    The author or editor of ten books, Paul Stephenson most recently published New Rome: The Empire in the East (Harvard University Press, 2022), which was named a top 25 history book of the year by The Times (London). A historian of Greece, Rome, and Byzantium, Dr. Stephenson studied at Cambridge University before being appointed to a fellowship at Keble College, Oxford University. In the past three decades, he has held teaching and research posts at universities, museums, and research institutes in seven countries, including four professorial chairs (Wisconsin, Durham, Nijmegen, Lincoln). His research has been supported by the British Academy, Dumbarton Oaks (Trustees for Harvard University), the Humboldt Foundation, the National Hellenic Research Foundation, the Metropolitan Museum of Art, the Onassis Foundation, Princeton University, the Swedish Collegium for Advanced Study, and the University of California.

    Courtney Fu PhD, Author

    Courtney Fu PhD

    A scholar of Chinese history and culture, Courtney R. Fu specializes in women’s history and Chinese fashion in the modern to contemporary eras. She currently teaches at the National University of Singapore, Singapore University of Technology and Design, and Lasalle College of the Arts.

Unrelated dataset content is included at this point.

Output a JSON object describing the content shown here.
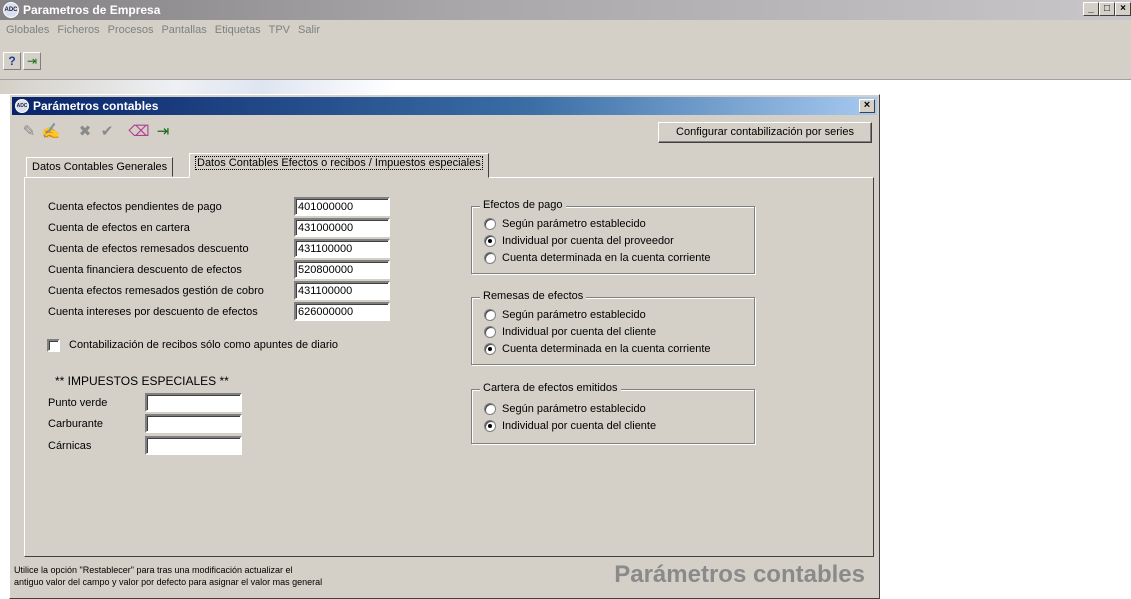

She obtained her PhD in History and Asian Studies from the Pennsylvania State University in 2017. Since returning to Singapore, Dr. Fu has worked on reconstructing Singapore's fashion history and was awarded a research grant from the government in an effort to establish the fashion heritage of the country. She has published numerous articles, such as “New Fashion Identity and the State in China: A Decolonial Interpretation,” in both sinology and fashion studies journals. Dr. Fu’s students come from all disciplinary backgrounds, and her greatest joy in teaching is helping students discover fashion in Chinese and Asian histories.

    Aaron G. Larsen DA, Author

    Aaron G. Larsen DA

    Currently teaching history, Latin, logic, and rhetoric at Regents School of Charlottesville in Virginia, Aaron Larsen previously taught at two classical schools in Pennsylvania. In 2001, Dr. Larsen joined a team led by Dr. Christopher Perrin and two other colleagues to help form Classical Academic Press. The motivation behind this endeavor was to produce exceptional Latin and logic curricula for the classical education movement. The first results of this collaboration included the publication of their logic text, The Art of Argument, and the three-volume Latin for Children series. Dr. Larsen is also a coauthor of The Discovery of Deduction: An Introduction to Formal Logic and The Curious Historian series. He earned a BA in history, with minors in philosophy and education, from Covenant College in Georgia. He completed his coursework for his DA in modern world history from St. John's University in New York and went on to write his doctoral thesis on the Meiji Restoration, which, as he likes to say, is “the most important event in world history that nobody’s ever heard of.”